### THE TASK
Scan the entries below. Return every line that includes "ante".

### EXTRACTED INFORMATION
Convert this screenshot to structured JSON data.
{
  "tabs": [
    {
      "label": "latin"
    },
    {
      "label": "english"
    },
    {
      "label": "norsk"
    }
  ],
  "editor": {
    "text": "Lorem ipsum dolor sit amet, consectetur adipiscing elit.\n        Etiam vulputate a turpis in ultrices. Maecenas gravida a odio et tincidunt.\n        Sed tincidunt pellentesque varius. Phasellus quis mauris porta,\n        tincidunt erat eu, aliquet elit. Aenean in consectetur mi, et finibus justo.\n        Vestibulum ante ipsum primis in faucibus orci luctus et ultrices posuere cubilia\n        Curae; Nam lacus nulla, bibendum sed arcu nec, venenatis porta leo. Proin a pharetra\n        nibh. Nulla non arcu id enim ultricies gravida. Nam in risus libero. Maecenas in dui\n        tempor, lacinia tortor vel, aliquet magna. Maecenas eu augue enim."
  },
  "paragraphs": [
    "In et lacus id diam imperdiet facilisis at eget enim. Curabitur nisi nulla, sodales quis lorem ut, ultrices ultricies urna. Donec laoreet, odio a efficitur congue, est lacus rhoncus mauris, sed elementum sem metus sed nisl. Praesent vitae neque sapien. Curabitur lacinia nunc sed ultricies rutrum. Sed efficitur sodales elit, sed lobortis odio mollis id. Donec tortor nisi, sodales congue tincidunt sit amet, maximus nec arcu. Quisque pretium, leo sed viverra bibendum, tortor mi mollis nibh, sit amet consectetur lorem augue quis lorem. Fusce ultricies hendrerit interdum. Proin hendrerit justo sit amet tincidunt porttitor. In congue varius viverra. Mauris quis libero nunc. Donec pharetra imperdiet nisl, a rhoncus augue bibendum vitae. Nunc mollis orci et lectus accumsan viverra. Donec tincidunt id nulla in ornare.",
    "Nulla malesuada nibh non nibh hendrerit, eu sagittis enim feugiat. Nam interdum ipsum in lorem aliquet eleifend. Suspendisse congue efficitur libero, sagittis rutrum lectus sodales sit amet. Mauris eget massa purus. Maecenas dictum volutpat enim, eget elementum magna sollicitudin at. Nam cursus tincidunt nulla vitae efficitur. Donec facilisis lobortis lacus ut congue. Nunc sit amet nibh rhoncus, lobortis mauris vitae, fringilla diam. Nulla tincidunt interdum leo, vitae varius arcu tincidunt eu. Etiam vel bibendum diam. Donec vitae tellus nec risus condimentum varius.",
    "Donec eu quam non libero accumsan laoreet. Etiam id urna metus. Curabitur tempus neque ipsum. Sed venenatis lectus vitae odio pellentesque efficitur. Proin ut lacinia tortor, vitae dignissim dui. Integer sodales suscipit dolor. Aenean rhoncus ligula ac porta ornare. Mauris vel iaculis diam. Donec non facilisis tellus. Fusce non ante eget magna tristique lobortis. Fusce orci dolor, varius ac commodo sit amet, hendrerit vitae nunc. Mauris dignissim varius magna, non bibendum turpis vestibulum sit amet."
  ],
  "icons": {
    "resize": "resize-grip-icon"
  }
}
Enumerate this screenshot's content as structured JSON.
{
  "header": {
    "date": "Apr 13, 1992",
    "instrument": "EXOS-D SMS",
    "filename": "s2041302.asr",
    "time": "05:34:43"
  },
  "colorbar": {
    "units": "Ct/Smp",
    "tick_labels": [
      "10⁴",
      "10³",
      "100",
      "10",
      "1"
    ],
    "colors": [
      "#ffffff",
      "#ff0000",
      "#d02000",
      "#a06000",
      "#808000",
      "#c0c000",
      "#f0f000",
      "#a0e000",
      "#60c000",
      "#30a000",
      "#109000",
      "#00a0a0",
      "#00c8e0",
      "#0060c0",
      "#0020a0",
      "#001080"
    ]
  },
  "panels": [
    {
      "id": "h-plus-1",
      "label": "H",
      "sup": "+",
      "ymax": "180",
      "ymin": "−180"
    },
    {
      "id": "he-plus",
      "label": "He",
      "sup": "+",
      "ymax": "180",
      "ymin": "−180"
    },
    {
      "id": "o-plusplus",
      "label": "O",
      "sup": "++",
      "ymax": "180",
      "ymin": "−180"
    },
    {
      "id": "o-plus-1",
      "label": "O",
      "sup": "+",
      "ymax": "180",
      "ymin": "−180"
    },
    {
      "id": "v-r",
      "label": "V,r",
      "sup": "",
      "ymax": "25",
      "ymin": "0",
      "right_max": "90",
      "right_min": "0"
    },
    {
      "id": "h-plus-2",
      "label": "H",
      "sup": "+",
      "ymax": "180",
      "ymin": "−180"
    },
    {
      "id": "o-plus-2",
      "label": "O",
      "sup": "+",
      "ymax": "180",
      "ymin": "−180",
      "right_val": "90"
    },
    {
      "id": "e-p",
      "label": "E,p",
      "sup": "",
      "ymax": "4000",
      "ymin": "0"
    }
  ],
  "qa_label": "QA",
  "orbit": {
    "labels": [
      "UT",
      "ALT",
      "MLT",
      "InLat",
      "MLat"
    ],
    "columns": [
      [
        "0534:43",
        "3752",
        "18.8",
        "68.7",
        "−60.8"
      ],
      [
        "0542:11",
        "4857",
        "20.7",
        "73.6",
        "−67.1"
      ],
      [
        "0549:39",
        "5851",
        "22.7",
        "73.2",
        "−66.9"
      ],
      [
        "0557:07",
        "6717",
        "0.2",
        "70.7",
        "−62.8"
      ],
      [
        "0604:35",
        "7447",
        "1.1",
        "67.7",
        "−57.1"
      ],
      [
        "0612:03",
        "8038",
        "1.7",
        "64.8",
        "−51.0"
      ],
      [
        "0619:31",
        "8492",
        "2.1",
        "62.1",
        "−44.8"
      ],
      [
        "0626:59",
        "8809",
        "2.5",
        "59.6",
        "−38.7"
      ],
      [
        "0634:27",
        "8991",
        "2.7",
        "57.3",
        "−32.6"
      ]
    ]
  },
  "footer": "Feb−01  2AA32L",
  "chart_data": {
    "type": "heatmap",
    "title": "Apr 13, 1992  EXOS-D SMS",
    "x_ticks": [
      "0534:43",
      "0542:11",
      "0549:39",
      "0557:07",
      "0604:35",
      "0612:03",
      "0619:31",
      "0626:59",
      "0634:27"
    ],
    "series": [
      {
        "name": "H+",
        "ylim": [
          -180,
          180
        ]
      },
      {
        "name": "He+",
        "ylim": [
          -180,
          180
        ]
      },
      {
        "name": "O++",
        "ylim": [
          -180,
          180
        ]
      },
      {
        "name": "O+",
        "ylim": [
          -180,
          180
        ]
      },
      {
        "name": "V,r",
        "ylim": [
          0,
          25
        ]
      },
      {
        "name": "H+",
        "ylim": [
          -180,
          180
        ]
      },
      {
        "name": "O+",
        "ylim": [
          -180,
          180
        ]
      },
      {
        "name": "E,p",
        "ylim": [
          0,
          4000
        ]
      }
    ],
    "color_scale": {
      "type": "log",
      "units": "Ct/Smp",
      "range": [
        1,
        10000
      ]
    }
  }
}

### WRITTEN REPLY
    "text": "Lorem ipsum dolor sit amet, consectetur adipiscing elit.\n        Etiam vulputate a turpis in ultrices. Maecenas gravida a odio et tincidunt.\n        Sed tincidunt pellentesque varius. Phasellus quis mauris porta,\n        tincidunt erat eu, aliquet elit. Aenean in consectetur mi, et finibus justo.\n        Vestibulum ante ipsum primis in faucibus orci luctus et ultrices posuere cubilia\n        Curae; Nam lacus nulla, bibendum sed arcu nec, venenatis porta leo. Proin a pharetra\n        nibh. Nulla non arcu id enim ultricies gravida. Nam in risus libero. Maecenas in dui\n        tempor, lacinia tortor vel, aliquet magna. Maecenas eu augue enim."
    "Donec eu quam non libero accumsan laoreet. Etiam id urna metus. Curabitur tempus neque ipsum. Sed venenatis lectus vitae odio pellentesque efficitur. Proin ut lacinia tortor, vitae dignissim dui. Integer sodales suscipit dolor. Aenean rhoncus ligula ac porta ornare. Mauris vel iaculis diam. Donec non facilisis tellus. Fusce non ante eget magna tristique lobortis. Fusce orci dolor, varius ac commodo sit amet, hendrerit vitae nunc. Mauris dignissim varius magna, non bibendum turpis vestibulum sit amet."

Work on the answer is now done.